Finally, remember to ask for the gift. You are offering your reader the chance to help with a worthy cause. Get them to take direct action today, without delay!
Remember the Basics
While you want to make your letter personal, don't forget the basics of writing.
- Keep the letter to 1-2 pages, any longer and your reader may loose interest.
- Make the message easy to understand, don't get bogged down in too many numbers or jargon they may not know.
- Keep your letter focused on the topic; don't chase rabbits.
- Remember to use Standard English, good grammar and correct spelling.
- Sign the letter! Your letter comes from someone in particular, not just the group.
- Catch the readers eye If possible include pictures. These can be black and white or color, and printed on the letter itself. Again, this helps put a face to your cause.
- Use of text features such as bold and underline, if used appropriately can further enhance your message.

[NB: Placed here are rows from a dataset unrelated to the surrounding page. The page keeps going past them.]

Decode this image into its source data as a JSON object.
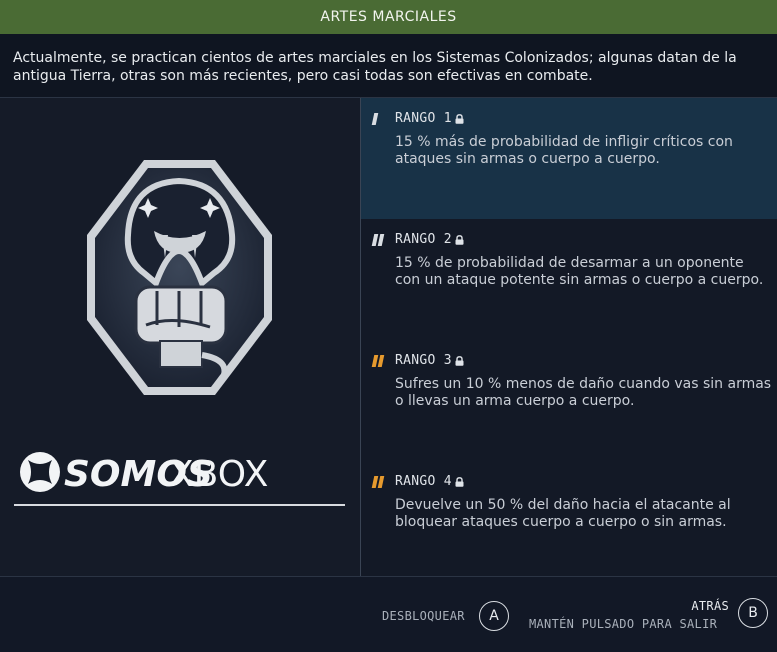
{
  "header": {
    "title": "ARTES MARCIALES"
  },
  "description": "Actualmente, se practican cientos de artes marciales en los Sistemas Colonizados; algunas datan de la antigua Tierra, otras son más recientes, pero casi todas son efectivas en combate.",
  "badge": {
    "icon": "snake-fist-emblem-icon"
  },
  "watermark": {
    "brand": "SOMOSXBOX",
    "text_bold": "SOMOS",
    "text_light": "XBOX"
  },
  "ranks": [
    {
      "label": "RANGO 1",
      "description": "15 % más de probabilidad de infligir críticos con ataques sin armas o cuerpo a cuerpo.",
      "bars": 1,
      "locked": true,
      "selected": true
    },
    {
      "label": "RANGO 2",
      "description": "15 % de probabilidad de desarmar a un oponente con un ataque potente sin armas o cuerpo a cuerpo.",
      "bars": 2,
      "locked": true,
      "selected": false
    },
    {
      "label": "RANGO 3",
      "description": "Sufres un 10 % menos de daño cuando vas sin armas o llevas un arma cuerpo a cuerpo.",
      "bars": 3,
      "locked": true,
      "selected": false
    },
    {
      "label": "RANGO 4",
      "description": "Devuelve un 50 % del daño hacia el atacante al bloquear ataques cuerpo a cuerpo o sin armas.",
      "bars": 4,
      "locked": true,
      "selected": false
    }
  ],
  "footer": {
    "unlock_label": "DESBLOQUEAR",
    "unlock_button": "A",
    "back_label": "ATRÁS",
    "back_hint": "MANTÉN PULSADO PARA SALIR",
    "back_button": "B"
  },
  "colors": {
    "header": "#4a6b34",
    "selected": "#183247",
    "bar_white": "#d9dde2",
    "bar_orange": "#e69a2e"
  }
}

- Use short paragraphs, with a space in between each.
- Use standard margins of 1 to 1 ½ inches on each side of the page.
- Be sure to use a font that is easy to read with a minimum 10 pt, preferably 11 or 12-pt size.
- Include a return address, phone number, web address and email contact if possible.
Make it Easy to Respond
Requesting a specific gift amount is the first step in making the response easy. To further ease your donor's response, include a response card, and pre-addressed return envelope. If possible, make the envelope postage paid.
One Final Review
Ask others in your group to read your letter and give feedback. Also ask people not familiar with the organization, so you can get a fresh perspective. Get someone with a flair for writing and a keen eye to proofread. Decide what changes you want to make, and edit the letter.
Check Your Mailbox
Seeing those return envelopes in your mailbox is exciting! You may be surprised at who responds and how generous people are. Be sure to keep track of your responses, who donates and in what amounts.
Sending thank you letters or notes is very important. These can be handwritten notes, or typed letters as long as you sign them. When I did Team in Training, I bought thank you cards and hand wrote the message. After the marathon, I sent pictures of me with my medal to some of my supporters. You may think of other ways to personally thank your supporters.
Tax receipts need to be sent to people who donate over a certain amount. If you are participating in a walk/run event, the charity usually handles this.
Follow up with those who do not respond within a few weeks. A phone call, email, or postcard will work. Many times people intend to respond, but simply have forgotten.
Remember why you are doing fundraising for your group. No matter how many donations you raise, every dollar helps. You are truly making a difference!
Copyright © 2003, Step By Step Fundraising
/ Sandra Sims
All rights reserved. Reproduction in whole or in part is prohibited.
Reprinted with permission.